Devil Dogs: Nickname for a US Marine. Not an actual dog.

What breeds of dogs are used by the military?

Although German Shepherds are the most common dog used by the military, Labrador Retrievers and Belgian Malinois are also common. These dogs are intelligent, loyal, strong, and fast — all great qualities to have on the battlefield.

Wouldn’t we all love to see a chihuahua infiltrating an enemy base through a small crevice? Or a dachshund crawling into a narrow space to grab some important enemy intel?

What happens to the dogs after they’ve served?

Before 2000, most dogs were euthanized or abandoned after their service was finished, as many thought they were “not fit for civilian life.” Fortunately in 2000, “Robby’s Law” was passed, which allows dog handlers, law enforcement officials, and regular civilians to adopt the dogs. These dogs have been known to be some of the most loyal and loving dogs around (and great guard dogs)!

Do dogs have other roles in the US government?

They sure do! In addition to dogs’ superhuman sense of smell comes a superhuman sense of love! Dogs don’t discriminate based on any basis: age, race, religion, etc., they simply love on anyone who gives them attention!

The National Education for Assistance Dog Services and Dogs for Deaf and Disabled Americans (NEADS) is a non-profit organization that trains and provides smart pups to disabled Americans, many of whom are veterans!

Veterans Moving Forward is another organization that raises and provides service dogs to veterans: free of cost! They also frequently bring dogs to VA hospitals and centers to visit the veterans! Who doesn’t like petting a cute pupper?

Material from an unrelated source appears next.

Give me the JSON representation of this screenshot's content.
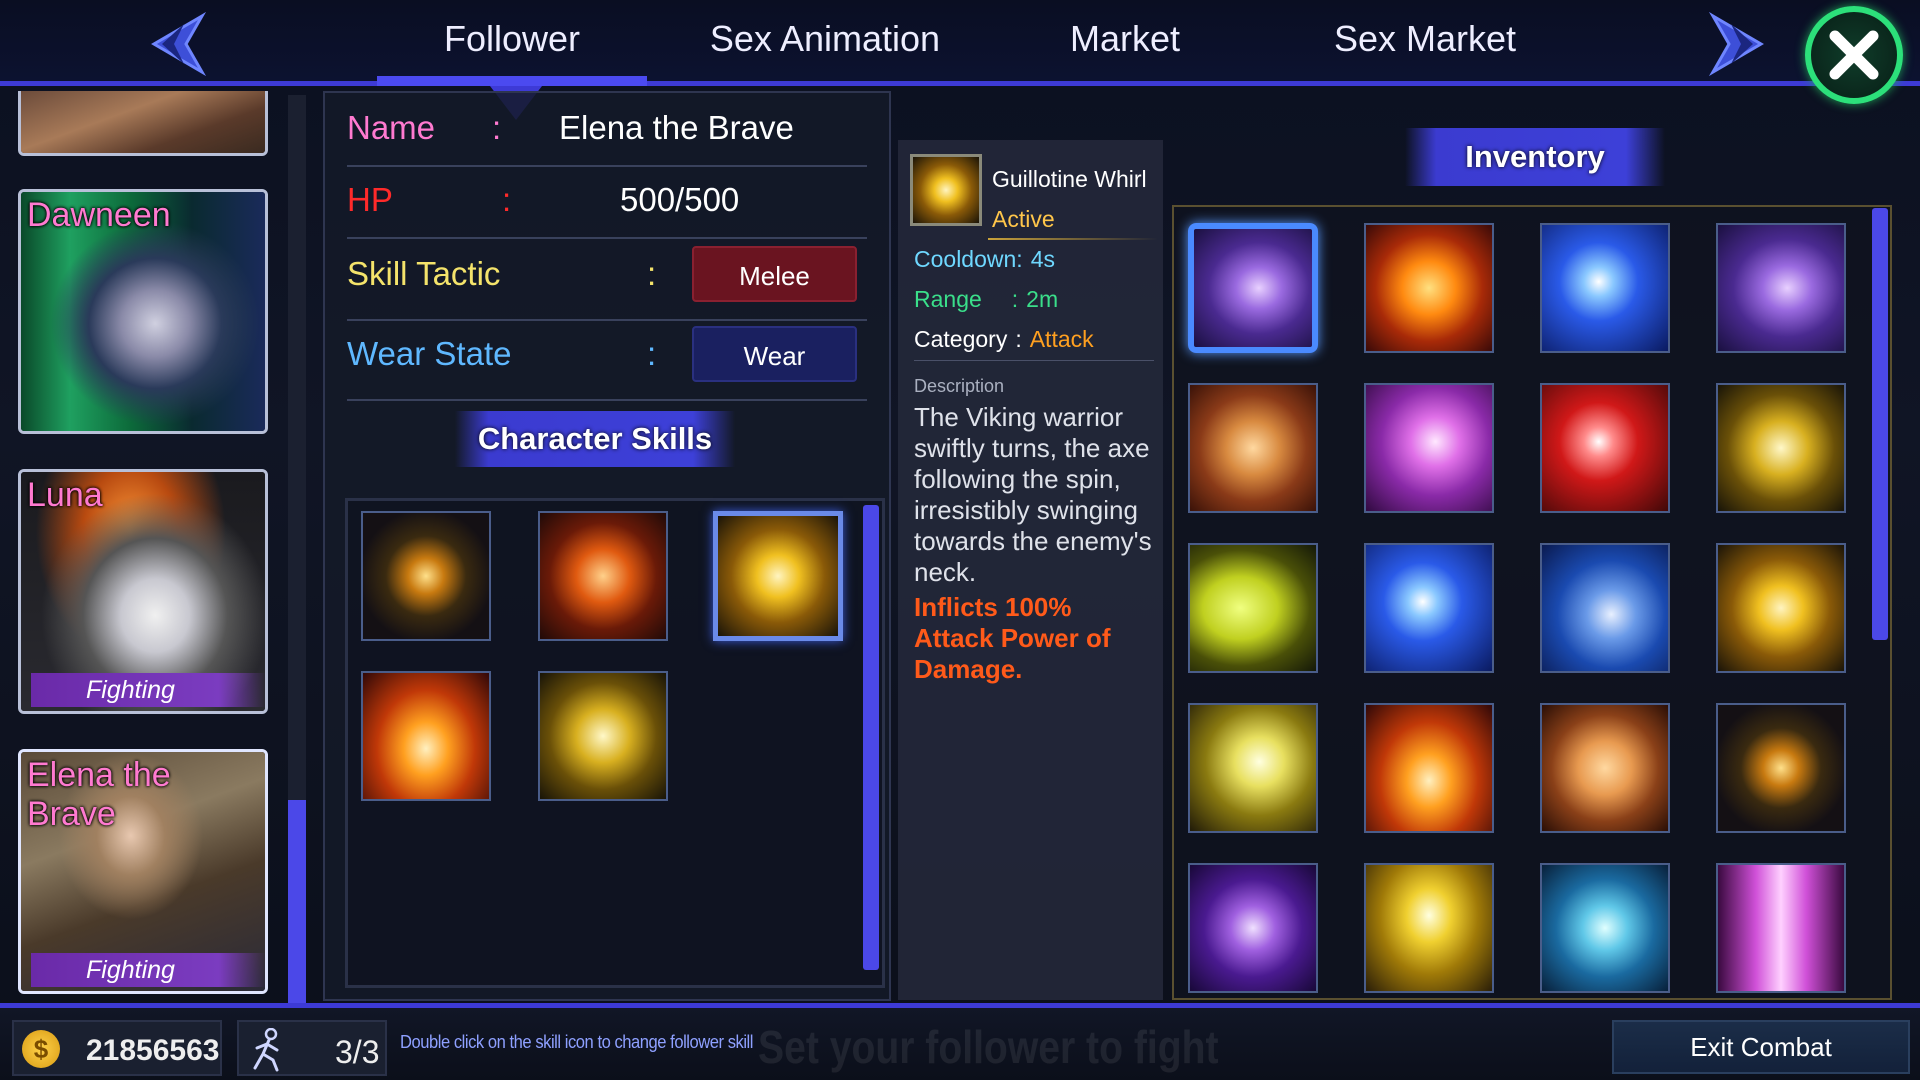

Dogs clearly have had and will continue to have a large role in the everyday operations of the US Government and military. We’ve seen that dogs provide a tactful advantage to soldiers on a battlefield, and the power of their unconditional love and playfulness can bring to people.

With that said, what dogs have affected you in your life? If you get a chance, go thank that dog and cuddle up with him/her for always being there for you! Below are some of the dogs we at EGA Associates hang out with!